--- THE DATA Enclosed Below ---

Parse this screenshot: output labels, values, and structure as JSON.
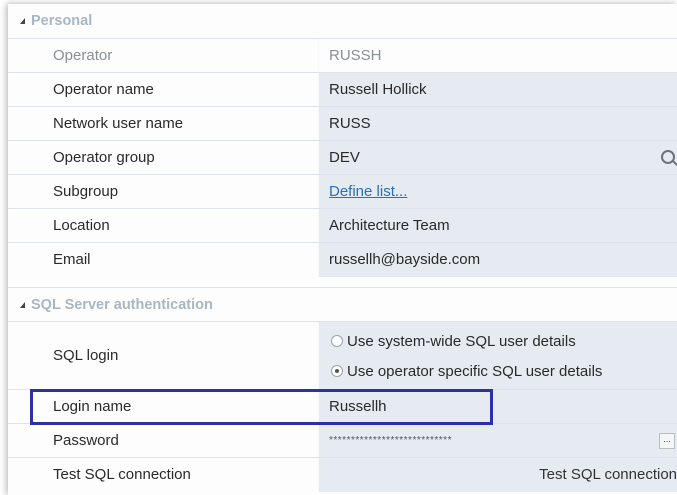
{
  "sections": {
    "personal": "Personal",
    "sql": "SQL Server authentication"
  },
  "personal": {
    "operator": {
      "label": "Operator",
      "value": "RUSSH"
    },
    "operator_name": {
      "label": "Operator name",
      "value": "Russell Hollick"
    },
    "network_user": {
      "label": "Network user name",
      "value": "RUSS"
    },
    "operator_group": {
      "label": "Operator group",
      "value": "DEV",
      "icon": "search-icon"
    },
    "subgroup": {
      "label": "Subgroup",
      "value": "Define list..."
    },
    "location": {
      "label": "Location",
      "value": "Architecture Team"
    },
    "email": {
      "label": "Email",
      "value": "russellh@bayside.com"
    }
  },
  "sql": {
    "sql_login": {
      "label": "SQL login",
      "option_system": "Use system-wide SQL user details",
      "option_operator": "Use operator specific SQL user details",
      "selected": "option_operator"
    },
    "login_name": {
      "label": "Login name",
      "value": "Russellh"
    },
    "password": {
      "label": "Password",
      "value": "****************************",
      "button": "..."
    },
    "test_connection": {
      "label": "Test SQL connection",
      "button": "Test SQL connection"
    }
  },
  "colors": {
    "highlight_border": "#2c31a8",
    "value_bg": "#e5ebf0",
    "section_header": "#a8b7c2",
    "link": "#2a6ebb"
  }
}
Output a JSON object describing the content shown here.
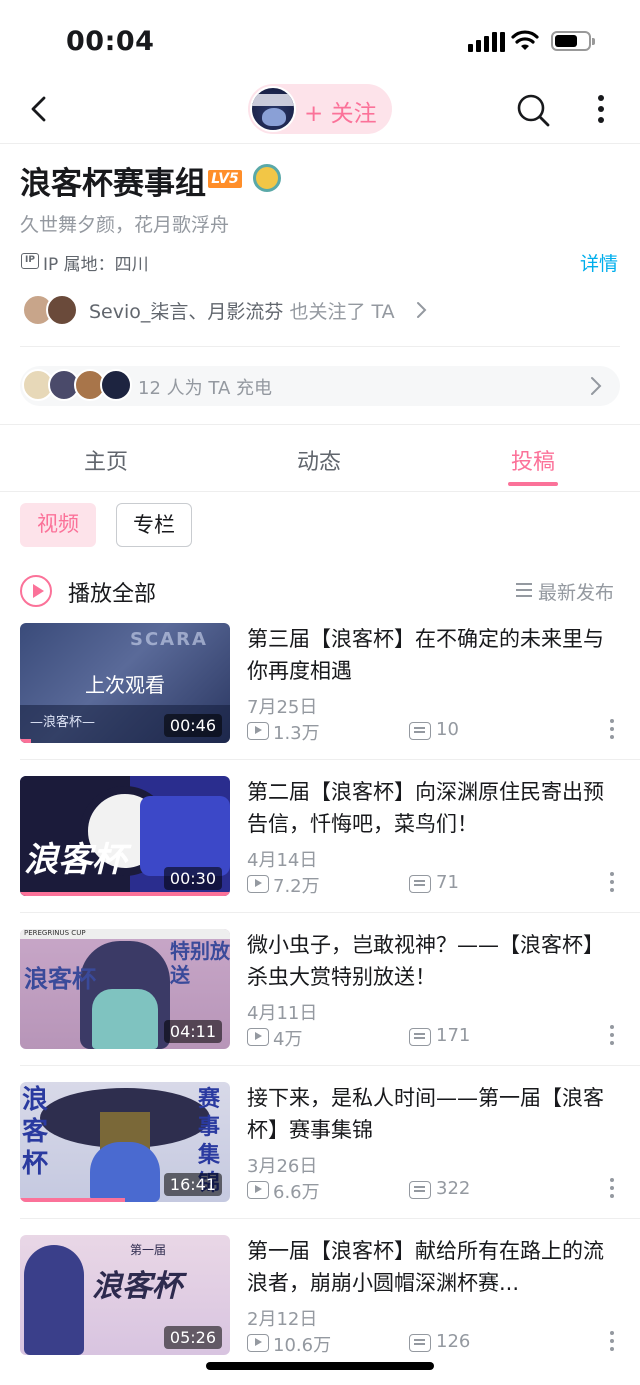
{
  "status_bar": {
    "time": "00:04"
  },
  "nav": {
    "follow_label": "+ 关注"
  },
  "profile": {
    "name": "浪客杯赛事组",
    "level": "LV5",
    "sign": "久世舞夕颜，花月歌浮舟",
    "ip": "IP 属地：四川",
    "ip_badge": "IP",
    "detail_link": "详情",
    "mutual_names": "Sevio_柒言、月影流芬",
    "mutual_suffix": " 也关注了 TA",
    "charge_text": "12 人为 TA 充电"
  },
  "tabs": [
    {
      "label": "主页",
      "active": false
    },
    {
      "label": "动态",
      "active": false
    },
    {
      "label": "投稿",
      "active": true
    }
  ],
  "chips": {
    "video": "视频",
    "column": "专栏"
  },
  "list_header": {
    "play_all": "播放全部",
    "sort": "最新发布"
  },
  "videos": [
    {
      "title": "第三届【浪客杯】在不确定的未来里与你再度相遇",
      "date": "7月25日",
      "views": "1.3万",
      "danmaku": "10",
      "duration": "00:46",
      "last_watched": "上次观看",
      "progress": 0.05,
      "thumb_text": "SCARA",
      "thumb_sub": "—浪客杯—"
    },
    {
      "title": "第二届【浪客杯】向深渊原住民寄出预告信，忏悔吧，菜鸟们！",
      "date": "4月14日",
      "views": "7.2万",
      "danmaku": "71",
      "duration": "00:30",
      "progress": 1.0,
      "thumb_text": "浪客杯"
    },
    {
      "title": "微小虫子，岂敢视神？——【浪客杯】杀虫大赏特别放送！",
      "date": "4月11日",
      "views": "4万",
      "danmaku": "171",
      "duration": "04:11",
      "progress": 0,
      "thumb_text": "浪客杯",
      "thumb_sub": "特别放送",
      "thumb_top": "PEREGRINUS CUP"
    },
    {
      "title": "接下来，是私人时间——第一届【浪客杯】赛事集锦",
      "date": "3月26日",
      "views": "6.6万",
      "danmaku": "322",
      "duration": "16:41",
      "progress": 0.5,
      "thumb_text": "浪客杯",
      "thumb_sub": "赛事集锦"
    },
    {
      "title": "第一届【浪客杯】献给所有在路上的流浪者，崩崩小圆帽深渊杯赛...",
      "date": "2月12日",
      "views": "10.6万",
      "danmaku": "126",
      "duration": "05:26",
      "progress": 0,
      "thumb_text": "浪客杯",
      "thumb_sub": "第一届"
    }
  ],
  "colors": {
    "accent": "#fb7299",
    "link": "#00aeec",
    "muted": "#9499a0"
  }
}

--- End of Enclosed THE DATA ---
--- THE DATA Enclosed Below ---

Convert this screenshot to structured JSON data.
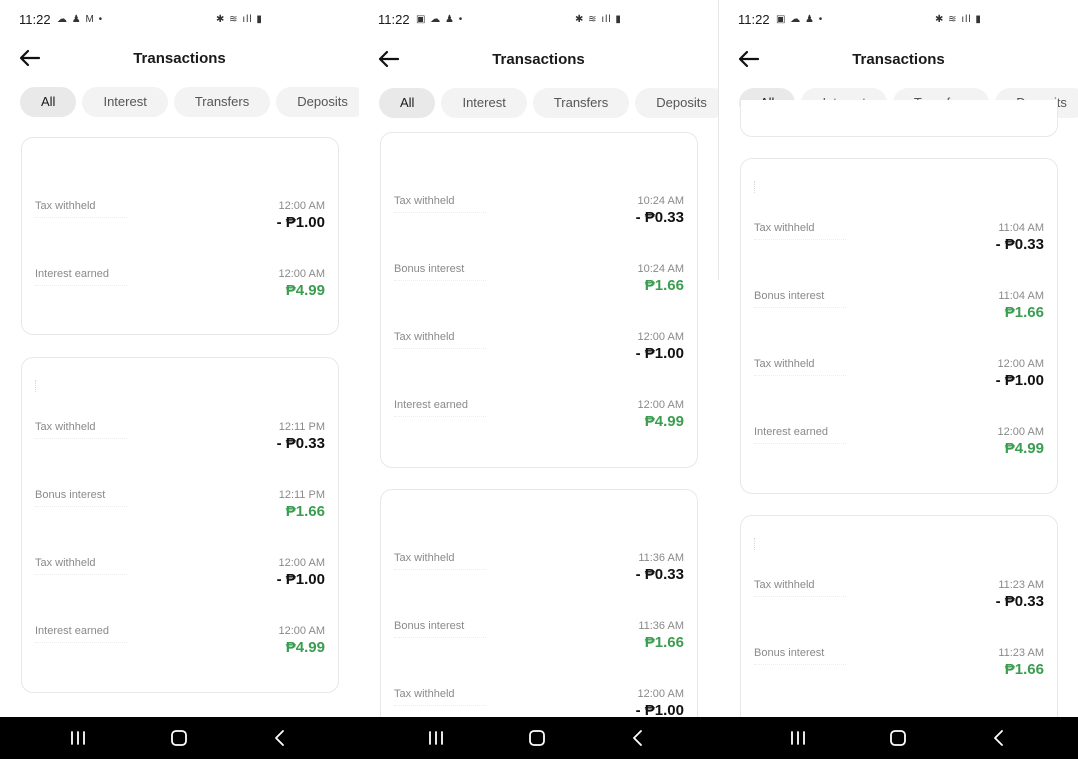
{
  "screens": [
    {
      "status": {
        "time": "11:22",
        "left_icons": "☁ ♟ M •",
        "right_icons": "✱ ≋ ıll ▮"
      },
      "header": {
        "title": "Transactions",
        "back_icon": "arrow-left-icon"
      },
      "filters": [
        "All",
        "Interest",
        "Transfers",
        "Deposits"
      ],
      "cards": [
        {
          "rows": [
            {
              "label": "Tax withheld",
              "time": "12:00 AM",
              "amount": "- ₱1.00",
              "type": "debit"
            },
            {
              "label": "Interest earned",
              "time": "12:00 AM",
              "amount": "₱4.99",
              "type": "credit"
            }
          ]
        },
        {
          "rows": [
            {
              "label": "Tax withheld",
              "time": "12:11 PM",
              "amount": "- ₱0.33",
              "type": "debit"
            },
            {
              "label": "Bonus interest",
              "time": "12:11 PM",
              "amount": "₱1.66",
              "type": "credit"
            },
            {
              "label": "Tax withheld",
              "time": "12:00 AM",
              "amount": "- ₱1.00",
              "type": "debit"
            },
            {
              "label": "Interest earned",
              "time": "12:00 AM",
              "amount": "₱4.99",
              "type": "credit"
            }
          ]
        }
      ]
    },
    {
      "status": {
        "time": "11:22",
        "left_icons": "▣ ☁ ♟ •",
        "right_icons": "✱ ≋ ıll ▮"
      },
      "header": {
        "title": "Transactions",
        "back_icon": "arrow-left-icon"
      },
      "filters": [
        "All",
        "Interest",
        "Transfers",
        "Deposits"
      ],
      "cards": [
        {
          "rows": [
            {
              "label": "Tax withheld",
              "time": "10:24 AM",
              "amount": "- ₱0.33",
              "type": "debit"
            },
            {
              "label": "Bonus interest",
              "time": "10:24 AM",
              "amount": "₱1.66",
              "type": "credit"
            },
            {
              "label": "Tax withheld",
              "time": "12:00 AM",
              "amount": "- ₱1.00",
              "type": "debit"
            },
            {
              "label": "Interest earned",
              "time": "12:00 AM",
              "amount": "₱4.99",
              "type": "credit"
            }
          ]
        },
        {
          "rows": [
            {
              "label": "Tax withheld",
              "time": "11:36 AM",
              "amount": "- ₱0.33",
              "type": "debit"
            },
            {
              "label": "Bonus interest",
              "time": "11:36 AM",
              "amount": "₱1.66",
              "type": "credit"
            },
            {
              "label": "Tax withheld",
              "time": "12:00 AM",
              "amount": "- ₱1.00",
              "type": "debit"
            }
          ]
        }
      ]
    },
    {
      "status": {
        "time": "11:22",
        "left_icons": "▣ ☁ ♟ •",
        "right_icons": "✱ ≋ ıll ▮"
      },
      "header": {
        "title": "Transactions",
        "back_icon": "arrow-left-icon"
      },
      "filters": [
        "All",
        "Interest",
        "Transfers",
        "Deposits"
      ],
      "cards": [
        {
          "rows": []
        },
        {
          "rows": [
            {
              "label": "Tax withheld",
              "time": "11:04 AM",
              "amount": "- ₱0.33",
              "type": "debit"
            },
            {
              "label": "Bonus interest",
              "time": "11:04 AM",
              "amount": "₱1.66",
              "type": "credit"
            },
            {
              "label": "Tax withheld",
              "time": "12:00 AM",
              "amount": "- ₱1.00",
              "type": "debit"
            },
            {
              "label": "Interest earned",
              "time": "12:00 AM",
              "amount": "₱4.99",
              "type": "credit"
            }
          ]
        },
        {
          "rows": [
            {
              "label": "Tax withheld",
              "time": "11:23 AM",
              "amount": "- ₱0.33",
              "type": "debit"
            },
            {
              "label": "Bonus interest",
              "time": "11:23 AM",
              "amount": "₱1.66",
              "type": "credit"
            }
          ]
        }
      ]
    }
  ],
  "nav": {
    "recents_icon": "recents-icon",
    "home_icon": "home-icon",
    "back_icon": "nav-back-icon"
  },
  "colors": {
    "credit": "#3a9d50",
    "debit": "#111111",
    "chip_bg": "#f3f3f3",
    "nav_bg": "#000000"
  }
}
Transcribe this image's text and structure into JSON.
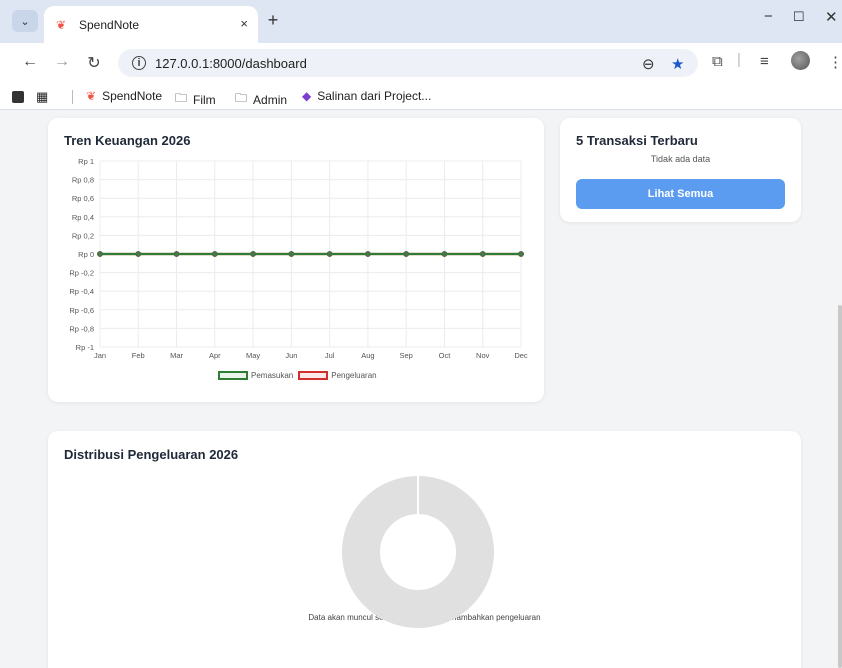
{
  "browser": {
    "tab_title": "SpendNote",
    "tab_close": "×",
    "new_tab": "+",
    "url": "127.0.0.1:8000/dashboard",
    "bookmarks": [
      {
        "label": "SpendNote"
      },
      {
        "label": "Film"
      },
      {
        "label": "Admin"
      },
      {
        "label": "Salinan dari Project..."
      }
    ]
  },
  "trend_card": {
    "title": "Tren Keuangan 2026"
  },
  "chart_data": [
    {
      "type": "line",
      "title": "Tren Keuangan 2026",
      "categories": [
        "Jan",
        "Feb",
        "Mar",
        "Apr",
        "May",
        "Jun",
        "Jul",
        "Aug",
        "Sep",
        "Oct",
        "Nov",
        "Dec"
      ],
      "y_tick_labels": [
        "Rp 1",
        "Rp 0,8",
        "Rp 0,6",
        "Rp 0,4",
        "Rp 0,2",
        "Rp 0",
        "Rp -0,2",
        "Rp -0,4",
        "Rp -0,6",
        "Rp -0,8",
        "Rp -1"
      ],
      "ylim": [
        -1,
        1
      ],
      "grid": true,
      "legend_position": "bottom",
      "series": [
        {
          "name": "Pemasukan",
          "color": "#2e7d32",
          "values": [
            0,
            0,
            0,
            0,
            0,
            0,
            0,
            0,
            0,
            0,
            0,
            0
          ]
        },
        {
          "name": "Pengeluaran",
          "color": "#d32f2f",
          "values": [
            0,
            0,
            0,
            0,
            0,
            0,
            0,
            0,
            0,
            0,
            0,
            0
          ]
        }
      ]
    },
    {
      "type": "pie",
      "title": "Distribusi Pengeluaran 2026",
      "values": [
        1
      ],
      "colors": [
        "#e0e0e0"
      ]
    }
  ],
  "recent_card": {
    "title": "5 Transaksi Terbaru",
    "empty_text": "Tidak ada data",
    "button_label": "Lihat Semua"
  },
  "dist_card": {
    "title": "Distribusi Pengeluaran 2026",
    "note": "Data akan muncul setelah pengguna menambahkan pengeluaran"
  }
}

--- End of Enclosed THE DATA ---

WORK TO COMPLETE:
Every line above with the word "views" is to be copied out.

ANSWER FOR THIS EXERCISE:
      "views": "1.3万",
      "views": "7.2万",
      "views": "4万",
      "views": "6.6万",
      "views": "10.6万",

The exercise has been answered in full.